▶ _INSTRUCTIONS TO FOLLOW_: An accurate, complete copy of the records below is required.

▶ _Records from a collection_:
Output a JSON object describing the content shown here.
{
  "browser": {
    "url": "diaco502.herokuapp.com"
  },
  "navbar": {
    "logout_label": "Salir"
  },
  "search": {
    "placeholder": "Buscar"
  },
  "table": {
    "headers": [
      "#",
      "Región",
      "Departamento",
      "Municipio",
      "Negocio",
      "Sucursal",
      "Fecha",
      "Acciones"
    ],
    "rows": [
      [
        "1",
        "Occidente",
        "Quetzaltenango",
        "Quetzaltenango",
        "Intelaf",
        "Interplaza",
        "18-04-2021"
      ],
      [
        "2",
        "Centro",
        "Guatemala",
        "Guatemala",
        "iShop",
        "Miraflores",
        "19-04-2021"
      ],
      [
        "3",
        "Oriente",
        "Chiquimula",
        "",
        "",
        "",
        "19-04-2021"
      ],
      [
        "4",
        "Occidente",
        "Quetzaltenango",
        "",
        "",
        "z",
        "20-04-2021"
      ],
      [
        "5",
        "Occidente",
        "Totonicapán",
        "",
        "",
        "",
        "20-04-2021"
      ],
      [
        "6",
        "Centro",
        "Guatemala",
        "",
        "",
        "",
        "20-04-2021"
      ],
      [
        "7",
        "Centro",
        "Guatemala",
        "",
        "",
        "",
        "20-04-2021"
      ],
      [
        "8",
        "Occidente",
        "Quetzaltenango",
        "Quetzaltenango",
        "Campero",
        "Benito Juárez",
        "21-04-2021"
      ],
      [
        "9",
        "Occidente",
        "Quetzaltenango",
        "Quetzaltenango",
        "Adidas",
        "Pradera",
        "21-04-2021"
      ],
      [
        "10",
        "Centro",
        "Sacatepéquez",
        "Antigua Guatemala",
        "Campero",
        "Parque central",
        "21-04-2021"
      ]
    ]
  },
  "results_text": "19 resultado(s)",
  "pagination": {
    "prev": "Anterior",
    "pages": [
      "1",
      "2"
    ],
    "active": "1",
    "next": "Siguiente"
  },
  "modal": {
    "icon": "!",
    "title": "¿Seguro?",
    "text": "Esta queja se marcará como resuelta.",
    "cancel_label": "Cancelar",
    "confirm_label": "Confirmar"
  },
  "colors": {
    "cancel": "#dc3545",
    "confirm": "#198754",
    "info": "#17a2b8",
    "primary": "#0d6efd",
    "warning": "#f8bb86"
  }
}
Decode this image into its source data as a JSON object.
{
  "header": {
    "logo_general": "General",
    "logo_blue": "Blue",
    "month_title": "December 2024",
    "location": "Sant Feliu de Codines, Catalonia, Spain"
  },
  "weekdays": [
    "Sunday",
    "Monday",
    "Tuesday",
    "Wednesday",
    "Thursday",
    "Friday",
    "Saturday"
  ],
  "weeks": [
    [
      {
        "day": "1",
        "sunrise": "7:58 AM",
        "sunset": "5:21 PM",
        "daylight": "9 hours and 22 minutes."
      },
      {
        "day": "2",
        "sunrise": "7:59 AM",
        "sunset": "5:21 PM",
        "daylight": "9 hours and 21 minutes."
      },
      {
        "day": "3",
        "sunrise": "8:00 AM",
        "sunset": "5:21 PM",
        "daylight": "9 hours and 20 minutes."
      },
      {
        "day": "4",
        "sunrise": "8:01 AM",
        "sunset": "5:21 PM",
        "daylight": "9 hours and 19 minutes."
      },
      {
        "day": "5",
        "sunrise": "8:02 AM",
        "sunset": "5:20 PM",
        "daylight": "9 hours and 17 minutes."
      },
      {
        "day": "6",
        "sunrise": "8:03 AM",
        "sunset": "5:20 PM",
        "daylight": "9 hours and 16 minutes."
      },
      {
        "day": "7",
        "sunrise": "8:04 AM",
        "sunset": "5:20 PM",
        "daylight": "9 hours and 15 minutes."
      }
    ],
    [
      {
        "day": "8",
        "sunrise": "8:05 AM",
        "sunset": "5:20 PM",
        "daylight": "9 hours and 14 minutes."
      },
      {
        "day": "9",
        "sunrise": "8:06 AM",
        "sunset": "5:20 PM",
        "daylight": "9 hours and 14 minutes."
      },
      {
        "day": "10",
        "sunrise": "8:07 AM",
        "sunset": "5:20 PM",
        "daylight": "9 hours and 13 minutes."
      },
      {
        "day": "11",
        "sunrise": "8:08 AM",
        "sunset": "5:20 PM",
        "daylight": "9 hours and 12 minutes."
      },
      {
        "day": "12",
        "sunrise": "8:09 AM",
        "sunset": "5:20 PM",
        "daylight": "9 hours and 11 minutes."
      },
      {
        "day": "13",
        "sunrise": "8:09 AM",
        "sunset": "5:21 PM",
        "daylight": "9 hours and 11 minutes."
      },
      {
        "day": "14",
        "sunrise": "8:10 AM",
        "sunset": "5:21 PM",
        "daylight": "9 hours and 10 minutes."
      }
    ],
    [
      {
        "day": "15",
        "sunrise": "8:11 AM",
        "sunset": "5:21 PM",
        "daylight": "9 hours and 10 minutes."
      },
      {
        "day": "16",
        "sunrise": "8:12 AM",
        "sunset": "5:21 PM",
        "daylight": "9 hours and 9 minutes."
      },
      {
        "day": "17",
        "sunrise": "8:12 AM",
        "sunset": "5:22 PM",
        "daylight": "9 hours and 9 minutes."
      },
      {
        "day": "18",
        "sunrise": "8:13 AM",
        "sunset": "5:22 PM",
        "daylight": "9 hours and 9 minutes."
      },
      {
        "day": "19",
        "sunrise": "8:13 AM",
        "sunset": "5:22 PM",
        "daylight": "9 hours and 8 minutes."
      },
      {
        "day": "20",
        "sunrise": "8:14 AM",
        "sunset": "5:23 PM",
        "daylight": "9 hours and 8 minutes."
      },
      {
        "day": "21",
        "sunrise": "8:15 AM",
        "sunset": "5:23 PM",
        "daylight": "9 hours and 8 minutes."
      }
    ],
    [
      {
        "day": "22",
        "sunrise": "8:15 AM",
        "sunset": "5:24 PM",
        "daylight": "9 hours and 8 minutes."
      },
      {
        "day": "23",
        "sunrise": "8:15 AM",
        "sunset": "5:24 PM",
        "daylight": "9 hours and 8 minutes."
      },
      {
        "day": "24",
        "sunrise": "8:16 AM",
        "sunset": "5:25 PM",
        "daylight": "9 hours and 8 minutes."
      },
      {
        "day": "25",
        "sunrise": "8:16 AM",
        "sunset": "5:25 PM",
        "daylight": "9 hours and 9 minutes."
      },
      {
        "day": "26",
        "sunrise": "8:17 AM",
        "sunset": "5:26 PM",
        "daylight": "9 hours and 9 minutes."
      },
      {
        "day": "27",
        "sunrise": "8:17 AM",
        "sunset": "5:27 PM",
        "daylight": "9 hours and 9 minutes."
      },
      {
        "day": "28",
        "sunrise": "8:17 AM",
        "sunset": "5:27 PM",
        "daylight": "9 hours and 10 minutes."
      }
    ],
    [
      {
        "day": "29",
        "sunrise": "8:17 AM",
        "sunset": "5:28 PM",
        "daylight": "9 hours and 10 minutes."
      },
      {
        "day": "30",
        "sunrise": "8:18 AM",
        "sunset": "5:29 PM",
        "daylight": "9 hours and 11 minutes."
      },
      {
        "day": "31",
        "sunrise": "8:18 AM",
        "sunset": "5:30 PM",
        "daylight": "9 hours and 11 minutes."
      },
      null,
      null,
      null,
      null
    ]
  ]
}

▶ _EXERCISE RESPONSE_:
Output a JSON object describing the content shown here.
{
  "browser": {
    "url": "diaco502.herokuapp.com"
  },
  "navbar": {
    "logout_label": "Salir"
  },
  "search": {
    "placeholder": "Buscar"
  },
  "table": {
    "headers": [
      "#",
      "Región",
      "Departamento",
      "Municipio",
      "Negocio",
      "Sucursal",
      "Fecha",
      "Acciones"
    ],
    "rows": [
      [
        "1",
        "Occidente",
        "Quetzaltenango",
        "Quetzaltenango",
        "Intelaf",
        "Interplaza",
        "18-04-2021"
      ],
      [
        "2",
        "Centro",
        "Guatemala",
        "Guatemala",
        "iShop",
        "Miraflores",
        "19-04-2021"
      ],
      [
        "3",
        "Oriente",
        "Chiquimula",
        "",
        "",
        "",
        "19-04-2021"
      ],
      [
        "4",
        "Occidente",
        "Quetzaltenango",
        "",
        "",
        "z",
        "20-04-2021"
      ],
      [
        "5",
        "Occidente",
        "Totonicapán",
        "",
        "",
        "",
        "20-04-2021"
      ],
      [
        "6",
        "Centro",
        "Guatemala",
        "",
        "",
        "",
        "20-04-2021"
      ],
      [
        "7",
        "Centro",
        "Guatemala",
        "",
        "",
        "",
        "20-04-2021"
      ],
      [
        "8",
        "Occidente",
        "Quetzaltenango",
        "Quetzaltenango",
        "Campero",
        "Benito Juárez",
        "21-04-2021"
      ],
      [
        "9",
        "Occidente",
        "Quetzaltenango",
        "Quetzaltenango",
        "Adidas",
        "Pradera",
        "21-04-2021"
      ],
      [
        "10",
        "Centro",
        "Sacatepéquez",
        "Antigua Guatemala",
        "Campero",
        "Parque central",
        "21-04-2021"
      ]
    ]
  },
  "results_text": "19 resultado(s)",
  "pagination": {
    "prev": "Anterior",
    "pages": [
      "1",
      "2"
    ],
    "active": "1",
    "next": "Siguiente"
  },
  "modal": {
    "icon": "!",
    "title": "¿Seguro?",
    "text": "Esta queja se marcará como resuelta.",
    "cancel_label": "Cancelar",
    "confirm_label": "Confirmar"
  },
  "colors": {
    "cancel": "#dc3545",
    "confirm": "#198754",
    "info": "#17a2b8",
    "primary": "#0d6efd",
    "warning": "#f8bb86"
  }
}
Decode this image into its source data as a JSON object.
{
  "header": {
    "logo_general": "General",
    "logo_blue": "Blue",
    "month_title": "December 2024",
    "location": "Sant Feliu de Codines, Catalonia, Spain"
  },
  "weekdays": [
    "Sunday",
    "Monday",
    "Tuesday",
    "Wednesday",
    "Thursday",
    "Friday",
    "Saturday"
  ],
  "weeks": [
    [
      {
        "day": "1",
        "sunrise": "7:58 AM",
        "sunset": "5:21 PM",
        "daylight": "9 hours and 22 minutes."
      },
      {
        "day": "2",
        "sunrise": "7:59 AM",
        "sunset": "5:21 PM",
        "daylight": "9 hours and 21 minutes."
      },
      {
        "day": "3",
        "sunrise": "8:00 AM",
        "sunset": "5:21 PM",
        "daylight": "9 hours and 20 minutes."
      },
      {
        "day": "4",
        "sunrise": "8:01 AM",
        "sunset": "5:21 PM",
        "daylight": "9 hours and 19 minutes."
      },
      {
        "day": "5",
        "sunrise": "8:02 AM",
        "sunset": "5:20 PM",
        "daylight": "9 hours and 17 minutes."
      },
      {
        "day": "6",
        "sunrise": "8:03 AM",
        "sunset": "5:20 PM",
        "daylight": "9 hours and 16 minutes."
      },
      {
        "day": "7",
        "sunrise": "8:04 AM",
        "sunset": "5:20 PM",
        "daylight": "9 hours and 15 minutes."
      }
    ],
    [
      {
        "day": "8",
        "sunrise": "8:05 AM",
        "sunset": "5:20 PM",
        "daylight": "9 hours and 14 minutes."
      },
      {
        "day": "9",
        "sunrise": "8:06 AM",
        "sunset": "5:20 PM",
        "daylight": "9 hours and 14 minutes."
      },
      {
        "day": "10",
        "sunrise": "8:07 AM",
        "sunset": "5:20 PM",
        "daylight": "9 hours and 13 minutes."
      },
      {
        "day": "11",
        "sunrise": "8:08 AM",
        "sunset": "5:20 PM",
        "daylight": "9 hours and 12 minutes."
      },
      {
        "day": "12",
        "sunrise": "8:09 AM",
        "sunset": "5:20 PM",
        "daylight": "9 hours and 11 minutes."
      },
      {
        "day": "13",
        "sunrise": "8:09 AM",
        "sunset": "5:21 PM",
        "daylight": "9 hours and 11 minutes."
      },
      {
        "day": "14",
        "sunrise": "8:10 AM",
        "sunset": "5:21 PM",
        "daylight": "9 hours and 10 minutes."
      }
    ],
    [
      {
        "day": "15",
        "sunrise": "8:11 AM",
        "sunset": "5:21 PM",
        "daylight": "9 hours and 10 minutes."
      },
      {
        "day": "16",
        "sunrise": "8:12 AM",
        "sunset": "5:21 PM",
        "daylight": "9 hours and 9 minutes."
      },
      {
        "day": "17",
        "sunrise": "8:12 AM",
        "sunset": "5:22 PM",
        "daylight": "9 hours and 9 minutes."
      },
      {
        "day": "18",
        "sunrise": "8:13 AM",
        "sunset": "5:22 PM",
        "daylight": "9 hours and 9 minutes."
      },
      {
        "day": "19",
        "sunrise": "8:13 AM",
        "sunset": "5:22 PM",
        "daylight": "9 hours and 8 minutes."
      },
      {
        "day": "20",
        "sunrise": "8:14 AM",
        "sunset": "5:23 PM",
        "daylight": "9 hours and 8 minutes."
      },
      {
        "day": "21",
        "sunrise": "8:15 AM",
        "sunset": "5:23 PM",
        "daylight": "9 hours and 8 minutes."
      }
    ],
    [
      {
        "day": "22",
        "sunrise": "8:15 AM",
        "sunset": "5:24 PM",
        "daylight": "9 hours and 8 minutes."
      },
      {
        "day": "23",
        "sunrise": "8:15 AM",
        "sunset": "5:24 PM",
        "daylight": "9 hours and 8 minutes."
      },
      {
        "day": "24",
        "sunrise": "8:16 AM",
        "sunset": "5:25 PM",
        "daylight": "9 hours and 8 minutes."
      },
      {
        "day": "25",
        "sunrise": "8:16 AM",
        "sunset": "5:25 PM",
        "daylight": "9 hours and 9 minutes."
      },
      {
        "day": "26",
        "sunrise": "8:17 AM",
        "sunset": "5:26 PM",
        "daylight": "9 hours and 9 minutes."
      },
      {
        "day": "27",
        "sunrise": "8:17 AM",
        "sunset": "5:27 PM",
        "daylight": "9 hours and 9 minutes."
      },
      {
        "day": "28",
        "sunrise": "8:17 AM",
        "sunset": "5:27 PM",
        "daylight": "9 hours and 10 minutes."
      }
    ],
    [
      {
        "day": "29",
        "sunrise": "8:17 AM",
        "sunset": "5:28 PM",
        "daylight": "9 hours and 10 minutes."
      },
      {
        "day": "30",
        "sunrise": "8:18 AM",
        "sunset": "5:29 PM",
        "daylight": "9 hours and 11 minutes."
      },
      {
        "day": "31",
        "sunrise": "8:18 AM",
        "sunset": "5:30 PM",
        "daylight": "9 hours and 11 minutes."
      },
      null,
      null,
      null,
      null
    ]
  ]
}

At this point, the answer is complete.